+++ SUPPLIED ENTRIES +++
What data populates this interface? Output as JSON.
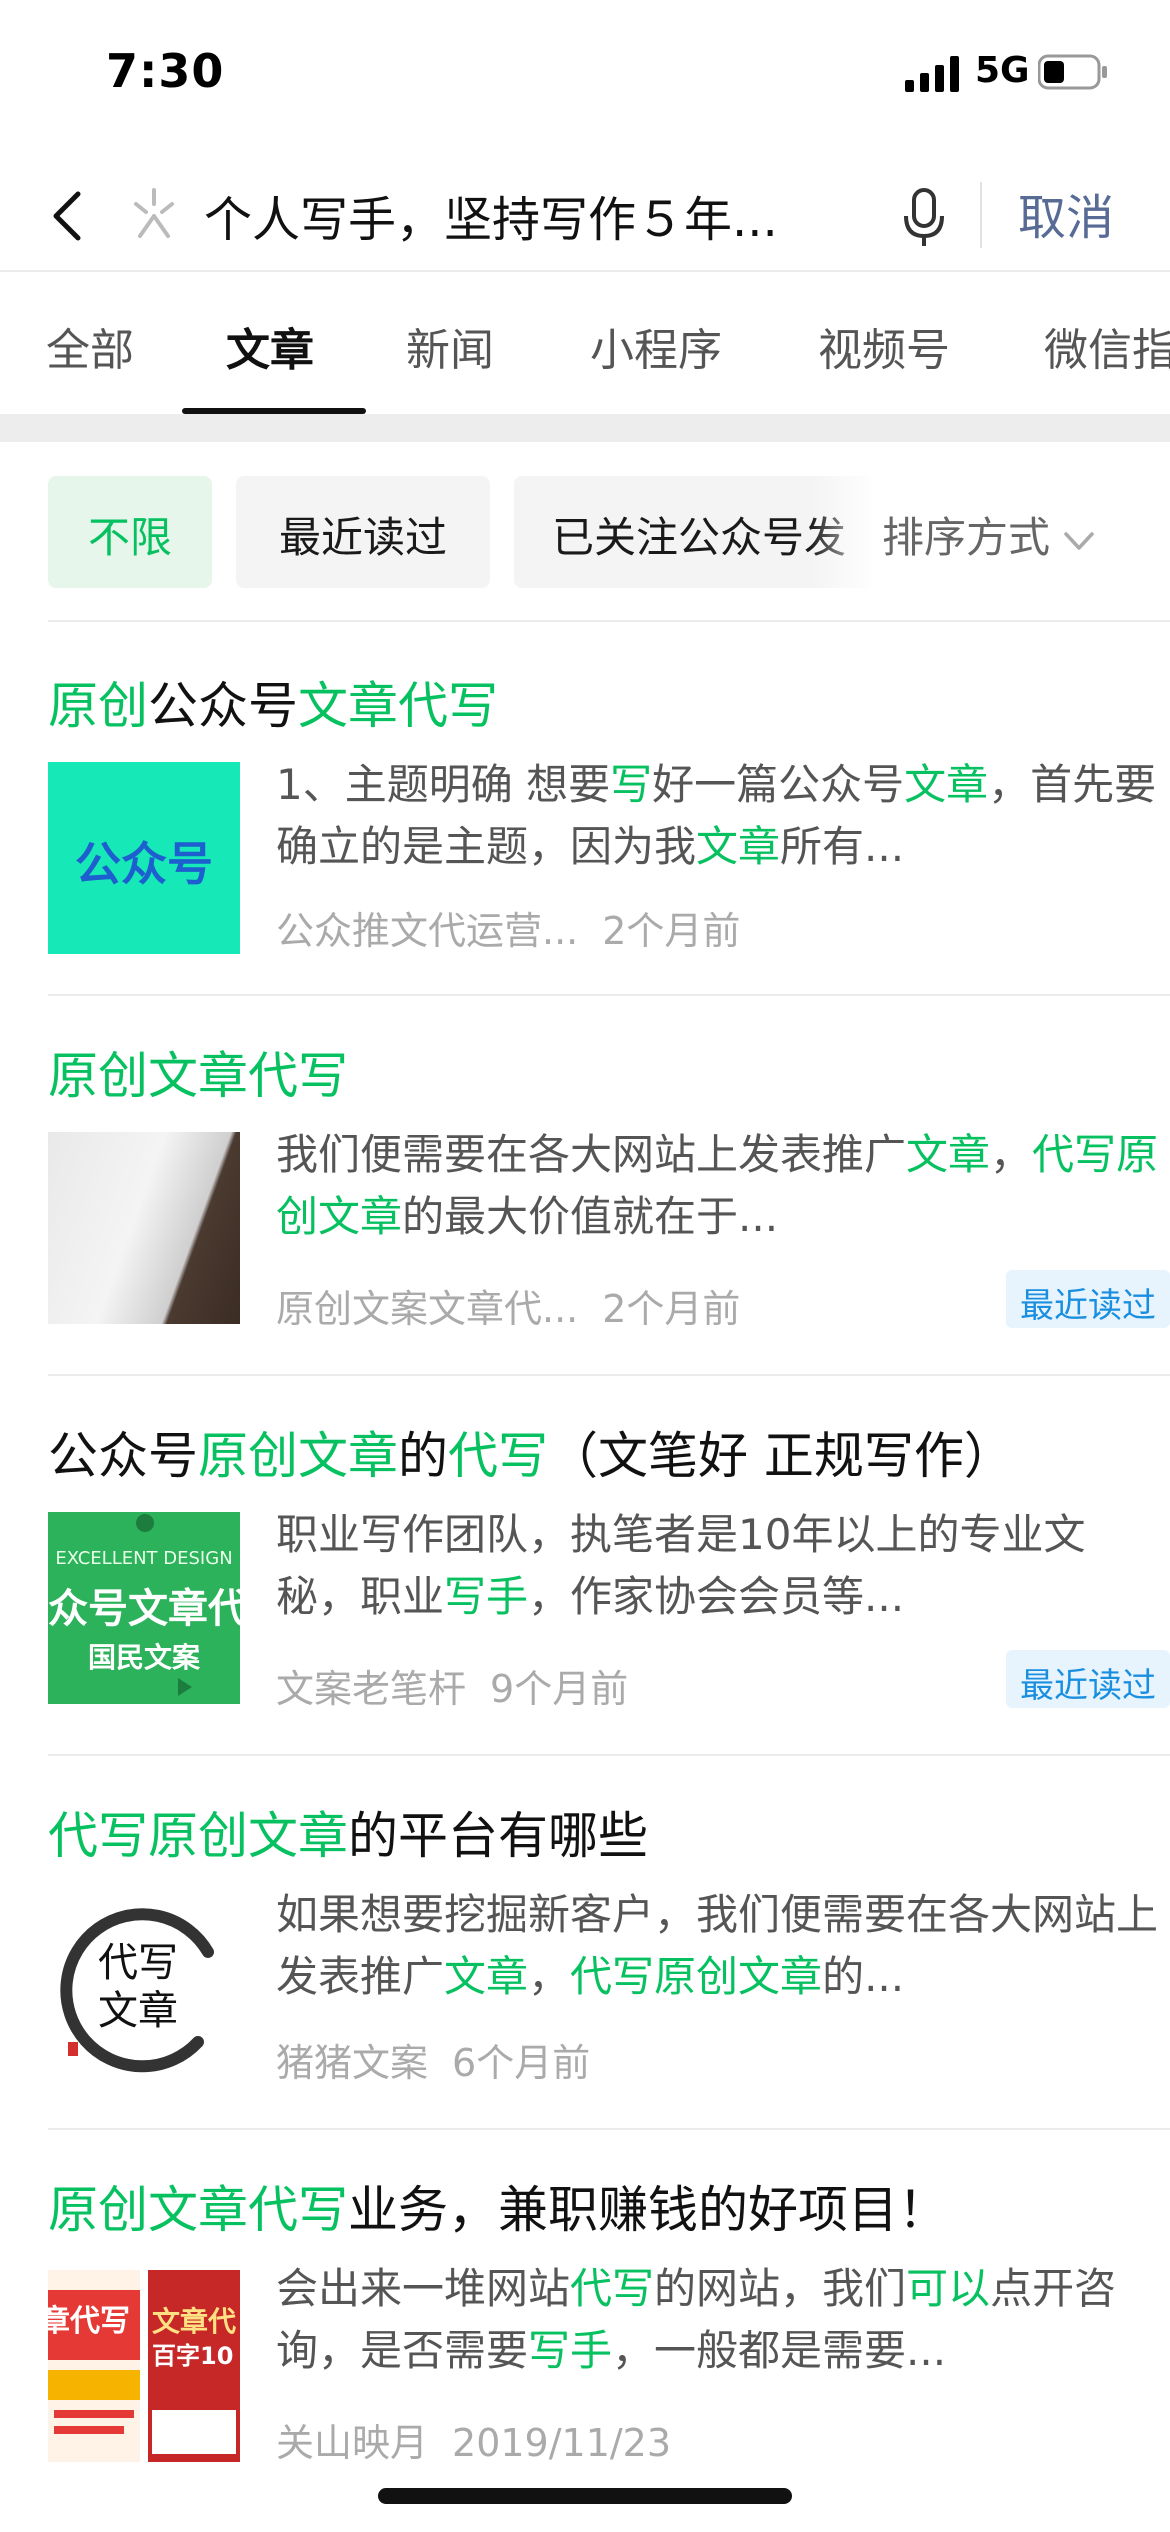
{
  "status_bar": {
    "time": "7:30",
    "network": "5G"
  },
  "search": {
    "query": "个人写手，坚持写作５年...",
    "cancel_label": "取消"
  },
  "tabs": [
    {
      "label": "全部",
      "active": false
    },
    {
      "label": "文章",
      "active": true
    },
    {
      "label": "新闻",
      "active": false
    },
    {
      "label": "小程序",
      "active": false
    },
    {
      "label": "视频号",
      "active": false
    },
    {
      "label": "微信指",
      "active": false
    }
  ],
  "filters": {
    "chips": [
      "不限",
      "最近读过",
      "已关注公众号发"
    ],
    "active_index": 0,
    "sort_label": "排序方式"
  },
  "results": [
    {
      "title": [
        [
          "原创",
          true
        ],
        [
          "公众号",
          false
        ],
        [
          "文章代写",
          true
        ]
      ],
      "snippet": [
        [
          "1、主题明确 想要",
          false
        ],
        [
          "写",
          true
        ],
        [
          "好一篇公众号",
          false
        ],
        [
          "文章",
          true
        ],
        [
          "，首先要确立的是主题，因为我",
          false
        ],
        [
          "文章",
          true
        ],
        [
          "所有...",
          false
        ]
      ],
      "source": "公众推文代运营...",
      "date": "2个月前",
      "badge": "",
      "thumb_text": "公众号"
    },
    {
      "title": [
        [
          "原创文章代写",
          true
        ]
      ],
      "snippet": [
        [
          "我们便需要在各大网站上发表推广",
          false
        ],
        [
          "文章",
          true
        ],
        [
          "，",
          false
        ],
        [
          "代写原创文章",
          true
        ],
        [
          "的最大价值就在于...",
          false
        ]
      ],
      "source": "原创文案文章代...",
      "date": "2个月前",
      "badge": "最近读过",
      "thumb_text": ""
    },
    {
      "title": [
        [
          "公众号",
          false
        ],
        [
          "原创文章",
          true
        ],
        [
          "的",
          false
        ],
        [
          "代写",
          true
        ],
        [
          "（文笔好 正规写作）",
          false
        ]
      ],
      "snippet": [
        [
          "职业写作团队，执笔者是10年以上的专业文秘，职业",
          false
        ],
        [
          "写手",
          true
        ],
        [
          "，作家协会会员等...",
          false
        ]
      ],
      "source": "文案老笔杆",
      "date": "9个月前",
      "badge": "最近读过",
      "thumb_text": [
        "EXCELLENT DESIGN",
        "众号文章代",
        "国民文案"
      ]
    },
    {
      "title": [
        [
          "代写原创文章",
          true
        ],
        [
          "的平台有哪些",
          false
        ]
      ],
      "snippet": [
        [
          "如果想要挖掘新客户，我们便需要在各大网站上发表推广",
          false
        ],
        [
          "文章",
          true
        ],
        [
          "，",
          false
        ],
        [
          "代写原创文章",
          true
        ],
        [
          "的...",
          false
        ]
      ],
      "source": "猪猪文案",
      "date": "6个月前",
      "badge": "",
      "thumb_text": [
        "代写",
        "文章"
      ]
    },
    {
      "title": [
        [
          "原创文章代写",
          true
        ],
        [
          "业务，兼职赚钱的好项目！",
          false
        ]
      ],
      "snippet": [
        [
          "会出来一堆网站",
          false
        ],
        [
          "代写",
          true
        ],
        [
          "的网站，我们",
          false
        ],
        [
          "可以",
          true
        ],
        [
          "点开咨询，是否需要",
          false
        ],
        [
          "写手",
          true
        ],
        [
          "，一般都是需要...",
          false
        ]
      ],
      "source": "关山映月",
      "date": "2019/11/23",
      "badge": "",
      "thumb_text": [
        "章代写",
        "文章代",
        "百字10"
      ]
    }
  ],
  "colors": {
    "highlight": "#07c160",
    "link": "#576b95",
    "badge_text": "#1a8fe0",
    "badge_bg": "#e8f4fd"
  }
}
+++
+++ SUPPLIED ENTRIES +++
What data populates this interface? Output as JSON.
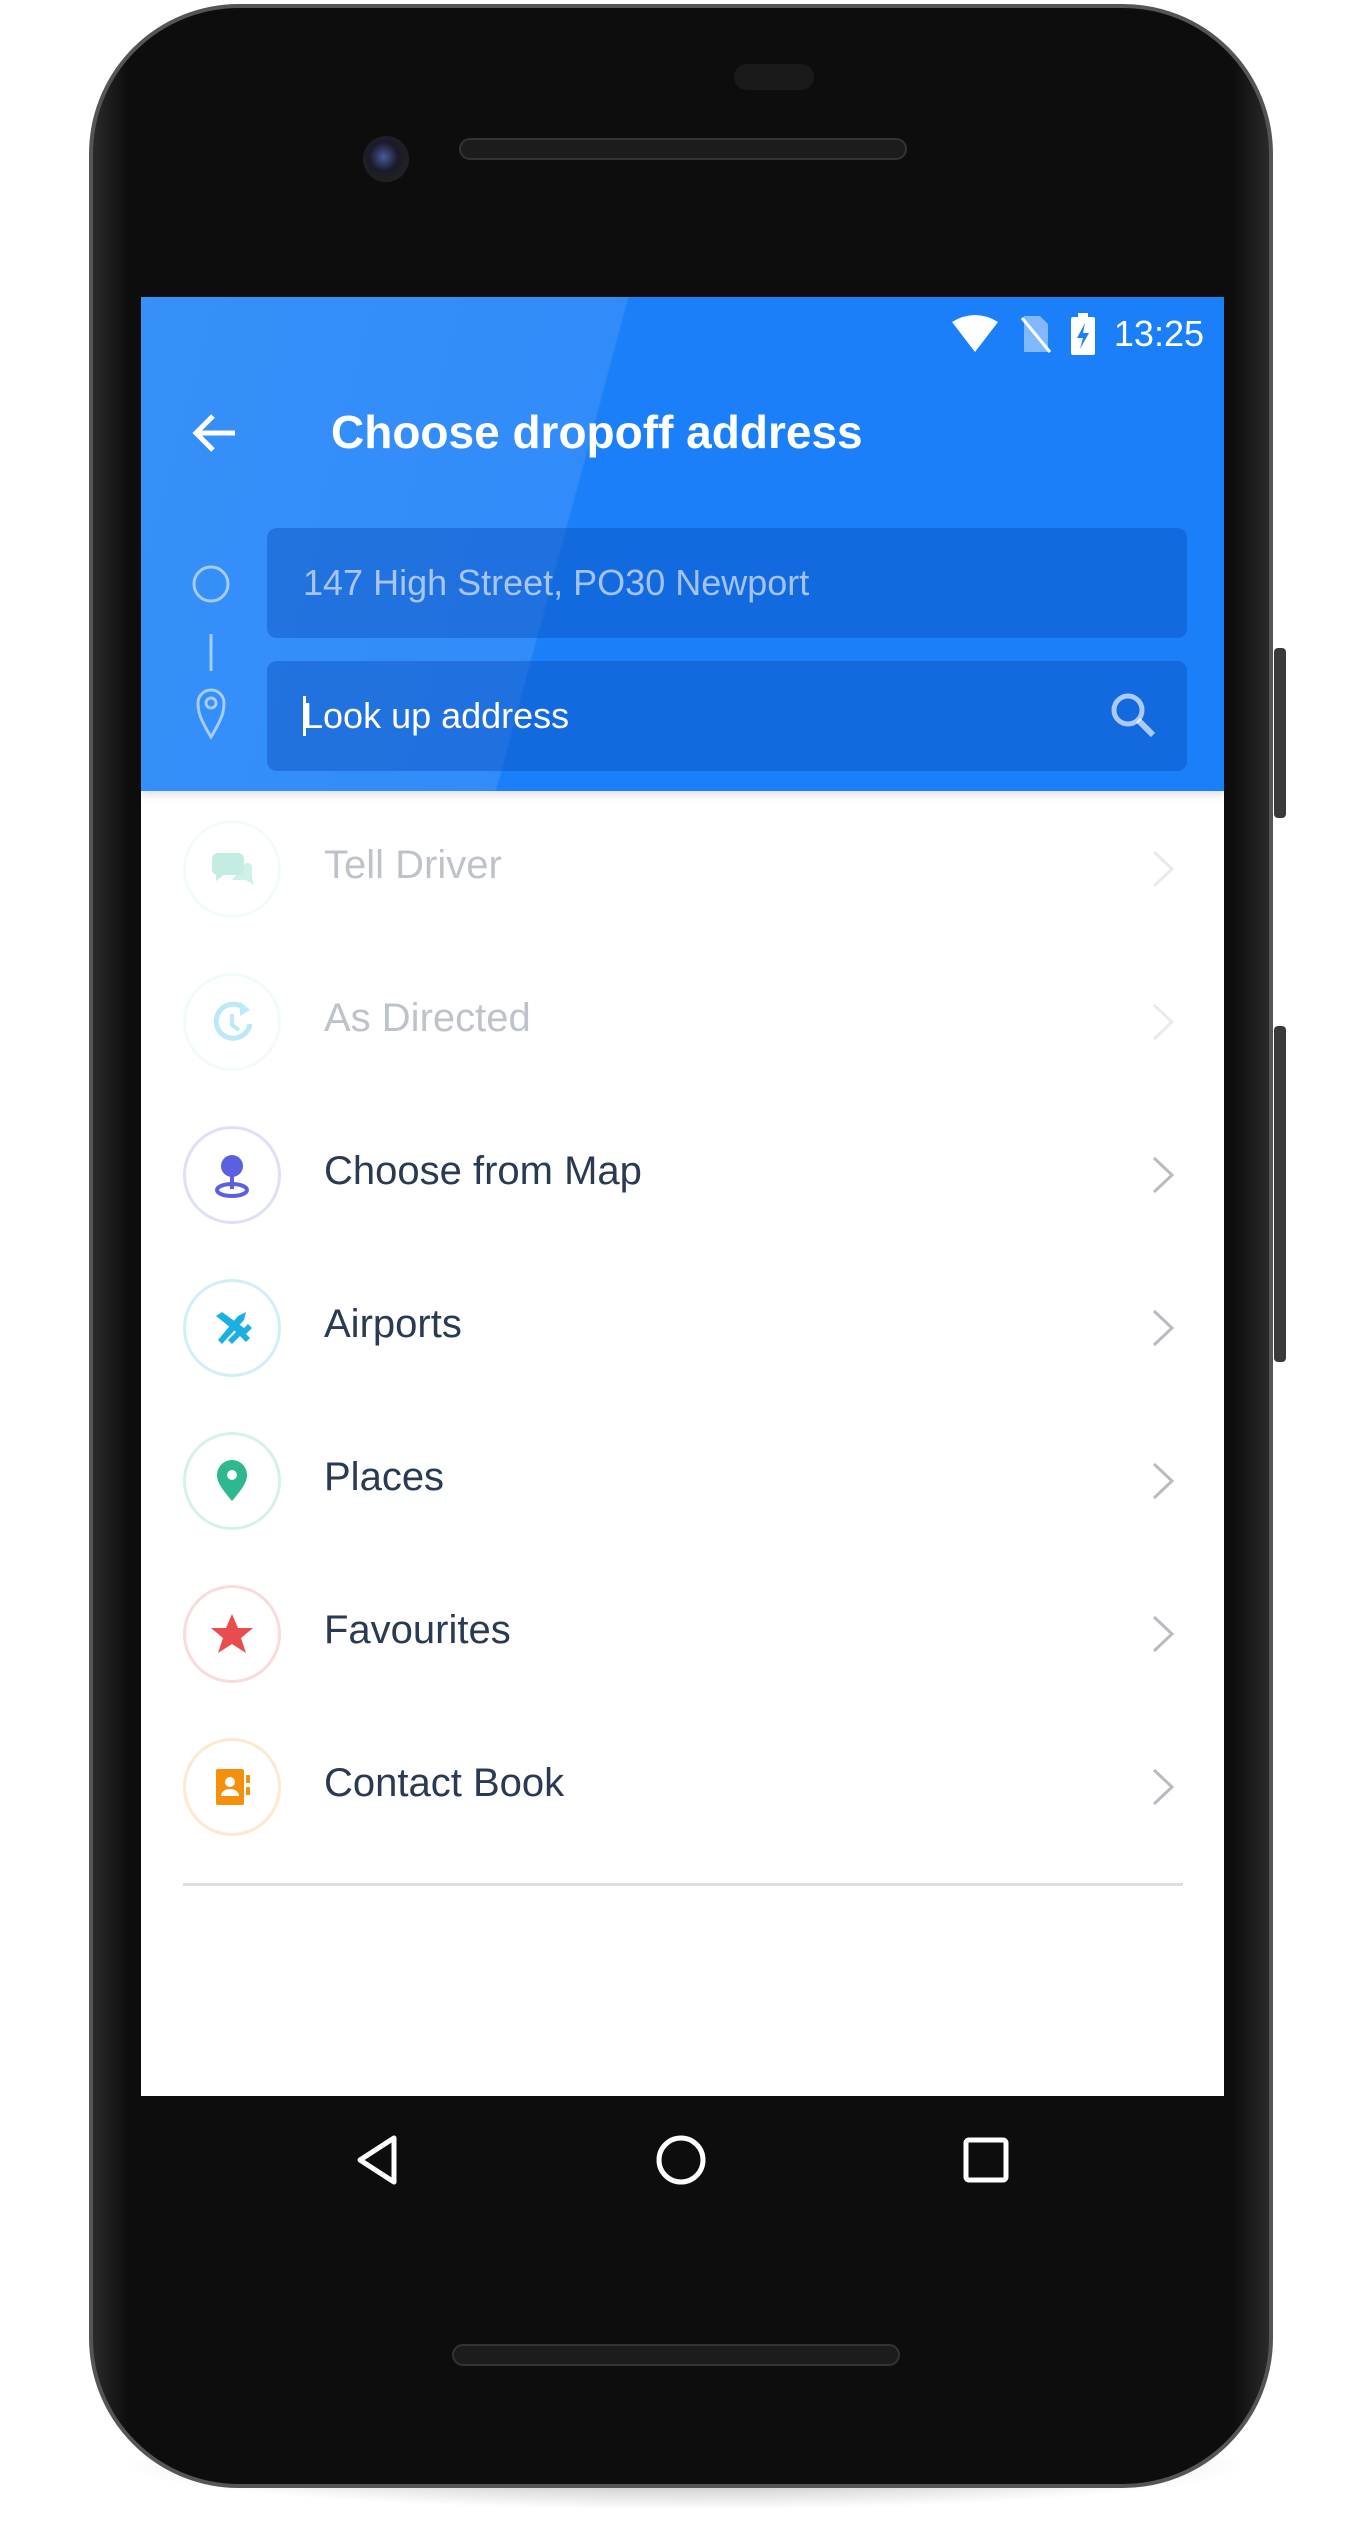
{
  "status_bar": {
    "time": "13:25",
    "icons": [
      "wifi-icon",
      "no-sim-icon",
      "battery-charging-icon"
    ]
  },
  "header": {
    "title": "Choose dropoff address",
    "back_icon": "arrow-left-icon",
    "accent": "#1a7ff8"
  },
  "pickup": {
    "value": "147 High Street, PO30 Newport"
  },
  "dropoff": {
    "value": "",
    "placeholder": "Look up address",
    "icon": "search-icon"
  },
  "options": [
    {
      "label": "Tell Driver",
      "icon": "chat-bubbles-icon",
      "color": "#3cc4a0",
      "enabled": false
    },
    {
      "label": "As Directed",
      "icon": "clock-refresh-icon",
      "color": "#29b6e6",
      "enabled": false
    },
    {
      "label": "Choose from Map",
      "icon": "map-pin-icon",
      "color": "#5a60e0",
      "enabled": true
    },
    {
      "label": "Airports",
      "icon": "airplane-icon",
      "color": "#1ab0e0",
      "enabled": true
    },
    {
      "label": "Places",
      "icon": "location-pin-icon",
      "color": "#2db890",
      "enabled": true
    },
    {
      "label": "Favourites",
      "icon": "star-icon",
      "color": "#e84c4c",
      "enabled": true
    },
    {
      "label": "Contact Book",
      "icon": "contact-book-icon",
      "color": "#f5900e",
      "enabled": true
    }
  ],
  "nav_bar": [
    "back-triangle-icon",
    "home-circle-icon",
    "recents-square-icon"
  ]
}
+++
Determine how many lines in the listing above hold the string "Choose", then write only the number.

2